:: THE TASK ::
Would you please repeat the data that follows, exactly as it reads?

◆ ◆ ◆

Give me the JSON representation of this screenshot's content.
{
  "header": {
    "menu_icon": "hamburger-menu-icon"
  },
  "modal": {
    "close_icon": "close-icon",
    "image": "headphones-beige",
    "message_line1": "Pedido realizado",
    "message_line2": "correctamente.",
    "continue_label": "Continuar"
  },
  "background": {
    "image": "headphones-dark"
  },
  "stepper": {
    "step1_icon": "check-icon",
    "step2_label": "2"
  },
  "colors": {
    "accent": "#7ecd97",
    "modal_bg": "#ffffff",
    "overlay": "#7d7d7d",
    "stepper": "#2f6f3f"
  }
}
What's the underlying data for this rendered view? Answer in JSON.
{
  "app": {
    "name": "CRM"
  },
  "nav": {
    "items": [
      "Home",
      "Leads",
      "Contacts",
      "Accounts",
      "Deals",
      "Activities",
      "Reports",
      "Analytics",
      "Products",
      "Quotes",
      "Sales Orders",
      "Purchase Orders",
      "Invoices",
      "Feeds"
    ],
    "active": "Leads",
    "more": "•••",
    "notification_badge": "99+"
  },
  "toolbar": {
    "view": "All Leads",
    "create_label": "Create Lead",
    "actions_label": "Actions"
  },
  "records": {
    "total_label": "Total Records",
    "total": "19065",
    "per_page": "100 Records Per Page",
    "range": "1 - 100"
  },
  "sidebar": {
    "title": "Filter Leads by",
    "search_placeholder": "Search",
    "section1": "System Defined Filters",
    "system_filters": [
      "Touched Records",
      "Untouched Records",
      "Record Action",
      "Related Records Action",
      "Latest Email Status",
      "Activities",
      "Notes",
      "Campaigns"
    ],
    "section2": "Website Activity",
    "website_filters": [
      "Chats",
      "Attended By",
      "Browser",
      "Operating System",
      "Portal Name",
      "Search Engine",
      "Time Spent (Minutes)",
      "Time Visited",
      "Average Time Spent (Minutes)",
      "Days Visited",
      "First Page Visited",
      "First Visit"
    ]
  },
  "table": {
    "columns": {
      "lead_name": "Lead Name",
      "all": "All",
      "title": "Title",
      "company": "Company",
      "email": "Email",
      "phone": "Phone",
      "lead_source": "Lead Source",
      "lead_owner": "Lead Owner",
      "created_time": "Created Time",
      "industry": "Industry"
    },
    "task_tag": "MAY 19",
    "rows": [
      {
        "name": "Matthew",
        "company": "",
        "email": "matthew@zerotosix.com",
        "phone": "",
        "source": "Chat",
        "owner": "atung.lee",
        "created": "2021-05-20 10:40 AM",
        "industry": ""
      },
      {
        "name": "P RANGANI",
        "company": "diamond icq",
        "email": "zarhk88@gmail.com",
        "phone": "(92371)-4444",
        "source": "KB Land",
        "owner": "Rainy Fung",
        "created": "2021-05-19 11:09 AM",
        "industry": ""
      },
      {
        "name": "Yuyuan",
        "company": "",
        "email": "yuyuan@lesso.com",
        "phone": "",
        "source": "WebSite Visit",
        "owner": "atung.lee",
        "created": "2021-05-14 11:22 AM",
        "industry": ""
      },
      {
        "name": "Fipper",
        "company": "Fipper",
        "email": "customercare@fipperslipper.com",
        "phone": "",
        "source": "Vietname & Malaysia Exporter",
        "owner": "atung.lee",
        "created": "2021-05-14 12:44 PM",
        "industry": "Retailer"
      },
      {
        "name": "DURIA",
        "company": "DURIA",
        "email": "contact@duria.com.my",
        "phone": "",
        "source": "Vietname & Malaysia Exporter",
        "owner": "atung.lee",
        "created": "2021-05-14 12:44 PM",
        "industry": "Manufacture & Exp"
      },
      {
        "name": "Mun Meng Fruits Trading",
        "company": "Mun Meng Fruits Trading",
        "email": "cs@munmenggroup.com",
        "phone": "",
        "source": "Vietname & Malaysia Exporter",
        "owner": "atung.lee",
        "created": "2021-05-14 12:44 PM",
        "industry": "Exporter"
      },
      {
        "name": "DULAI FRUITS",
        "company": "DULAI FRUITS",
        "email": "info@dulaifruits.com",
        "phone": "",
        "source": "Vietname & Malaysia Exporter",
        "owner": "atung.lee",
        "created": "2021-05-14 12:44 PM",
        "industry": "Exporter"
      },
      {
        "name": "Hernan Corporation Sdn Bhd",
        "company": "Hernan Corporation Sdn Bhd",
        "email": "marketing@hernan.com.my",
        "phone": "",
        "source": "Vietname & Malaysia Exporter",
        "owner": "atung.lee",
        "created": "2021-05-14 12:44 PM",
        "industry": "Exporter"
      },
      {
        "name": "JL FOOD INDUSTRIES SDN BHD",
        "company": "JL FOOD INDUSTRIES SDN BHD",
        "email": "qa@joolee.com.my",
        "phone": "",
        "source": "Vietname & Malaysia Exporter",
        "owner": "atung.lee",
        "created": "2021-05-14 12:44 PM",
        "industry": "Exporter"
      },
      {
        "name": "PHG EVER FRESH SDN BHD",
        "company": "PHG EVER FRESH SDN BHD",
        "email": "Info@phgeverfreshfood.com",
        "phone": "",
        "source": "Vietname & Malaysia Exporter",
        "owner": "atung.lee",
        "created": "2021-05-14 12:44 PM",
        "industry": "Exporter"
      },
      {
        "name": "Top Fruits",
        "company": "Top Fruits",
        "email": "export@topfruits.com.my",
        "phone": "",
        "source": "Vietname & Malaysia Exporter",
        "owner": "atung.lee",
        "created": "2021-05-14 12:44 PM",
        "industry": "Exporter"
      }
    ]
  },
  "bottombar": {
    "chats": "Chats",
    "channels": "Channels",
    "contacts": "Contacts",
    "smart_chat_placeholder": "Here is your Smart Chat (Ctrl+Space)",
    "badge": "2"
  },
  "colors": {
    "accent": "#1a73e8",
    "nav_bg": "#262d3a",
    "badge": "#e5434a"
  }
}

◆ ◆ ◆

:: RESULT OF THIS EXERCISE ::
Give me the JSON representation of this screenshot's content.
{
  "header": {
    "menu_icon": "hamburger-menu-icon"
  },
  "modal": {
    "close_icon": "close-icon",
    "image": "headphones-beige",
    "message_line1": "Pedido realizado",
    "message_line2": "correctamente.",
    "continue_label": "Continuar"
  },
  "background": {
    "image": "headphones-dark"
  },
  "stepper": {
    "step1_icon": "check-icon",
    "step2_label": "2"
  },
  "colors": {
    "accent": "#7ecd97",
    "modal_bg": "#ffffff",
    "overlay": "#7d7d7d",
    "stepper": "#2f6f3f"
  }
}
What's the underlying data for this rendered view? Answer in JSON.
{
  "app": {
    "name": "CRM"
  },
  "nav": {
    "items": [
      "Home",
      "Leads",
      "Contacts",
      "Accounts",
      "Deals",
      "Activities",
      "Reports",
      "Analytics",
      "Products",
      "Quotes",
      "Sales Orders",
      "Purchase Orders",
      "Invoices",
      "Feeds"
    ],
    "active": "Leads",
    "more": "•••",
    "notification_badge": "99+"
  },
  "toolbar": {
    "view": "All Leads",
    "create_label": "Create Lead",
    "actions_label": "Actions"
  },
  "records": {
    "total_label": "Total Records",
    "total": "19065",
    "per_page": "100 Records Per Page",
    "range": "1 - 100"
  },
  "sidebar": {
    "title": "Filter Leads by",
    "search_placeholder": "Search",
    "section1": "System Defined Filters",
    "system_filters": [
      "Touched Records",
      "Untouched Records",
      "Record Action",
      "Related Records Action",
      "Latest Email Status",
      "Activities",
      "Notes",
      "Campaigns"
    ],
    "section2": "Website Activity",
    "website_filters": [
      "Chats",
      "Attended By",
      "Browser",
      "Operating System",
      "Portal Name",
      "Search Engine",
      "Time Spent (Minutes)",
      "Time Visited",
      "Average Time Spent (Minutes)",
      "Days Visited",
      "First Page Visited",
      "First Visit"
    ]
  },
  "table": {
    "columns": {
      "lead_name": "Lead Name",
      "all": "All",
      "title": "Title",
      "company": "Company",
      "email": "Email",
      "phone": "Phone",
      "lead_source": "Lead Source",
      "lead_owner": "Lead Owner",
      "created_time": "Created Time",
      "industry": "Industry"
    },
    "task_tag": "MAY 19",
    "rows": [
      {
        "name": "Matthew",
        "company": "",
        "email": "matthew@zerotosix.com",
        "phone": "",
        "source": "Chat",
        "owner": "atung.lee",
        "created": "2021-05-20 10:40 AM",
        "industry": ""
      },
      {
        "name": "P RANGANI",
        "company": "diamond icq",
        "email": "zarhk88@gmail.com",
        "phone": "(92371)-4444",
        "source": "KB Land",
        "owner": "Rainy Fung",
        "created": "2021-05-19 11:09 AM",
        "industry": ""
      },
      {
        "name": "Yuyuan",
        "company": "",
        "email": "yuyuan@lesso.com",
        "phone": "",
        "source": "WebSite Visit",
        "owner": "atung.lee",
        "created": "2021-05-14 11:22 AM",
        "industry": ""
      },
      {
        "name": "Fipper",
        "company": "Fipper",
        "email": "customercare@fipperslipper.com",
        "phone": "",
        "source": "Vietname & Malaysia Exporter",
        "owner": "atung.lee",
        "created": "2021-05-14 12:44 PM",
        "industry": "Retailer"
      },
      {
        "name": "DURIA",
        "company": "DURIA",
        "email": "contact@duria.com.my",
        "phone": "",
        "source": "Vietname & Malaysia Exporter",
        "owner": "atung.lee",
        "created": "2021-05-14 12:44 PM",
        "industry": "Manufacture & Exp"
      },
      {
        "name": "Mun Meng Fruits Trading",
        "company": "Mun Meng Fruits Trading",
        "email": "cs@munmenggroup.com",
        "phone": "",
        "source": "Vietname & Malaysia Exporter",
        "owner": "atung.lee",
        "created": "2021-05-14 12:44 PM",
        "industry": "Exporter"
      },
      {
        "name": "DULAI FRUITS",
        "company": "DULAI FRUITS",
        "email": "info@dulaifruits.com",
        "phone": "",
        "source": "Vietname & Malaysia Exporter",
        "owner": "atung.lee",
        "created": "2021-05-14 12:44 PM",
        "industry": "Exporter"
      },
      {
        "name": "Hernan Corporation Sdn Bhd",
        "company": "Hernan Corporation Sdn Bhd",
        "email": "marketing@hernan.com.my",
        "phone": "",
        "source": "Vietname & Malaysia Exporter",
        "owner": "atung.lee",
        "created": "2021-05-14 12:44 PM",
        "industry": "Exporter"
      },
      {
        "name": "JL FOOD INDUSTRIES SDN BHD",
        "company": "JL FOOD INDUSTRIES SDN BHD",
        "email": "qa@joolee.com.my",
        "phone": "",
        "source": "Vietname & Malaysia Exporter",
        "owner": "atung.lee",
        "created": "2021-05-14 12:44 PM",
        "industry": "Exporter"
      },
      {
        "name": "PHG EVER FRESH SDN BHD",
        "company": "PHG EVER FRESH SDN BHD",
        "email": "Info@phgeverfreshfood.com",
        "phone": "",
        "source": "Vietname & Malaysia Exporter",
        "owner": "atung.lee",
        "created": "2021-05-14 12:44 PM",
        "industry": "Exporter"
      },
      {
        "name": "Top Fruits",
        "company": "Top Fruits",
        "email": "export@topfruits.com.my",
        "phone": "",
        "source": "Vietname & Malaysia Exporter",
        "owner": "atung.lee",
        "created": "2021-05-14 12:44 PM",
        "industry": "Exporter"
      }
    ]
  },
  "bottombar": {
    "chats": "Chats",
    "channels": "Channels",
    "contacts": "Contacts",
    "smart_chat_placeholder": "Here is your Smart Chat (Ctrl+Space)",
    "badge": "2"
  },
  "colors": {
    "accent": "#1a73e8",
    "nav_bg": "#262d3a",
    "badge": "#e5434a"
  }
}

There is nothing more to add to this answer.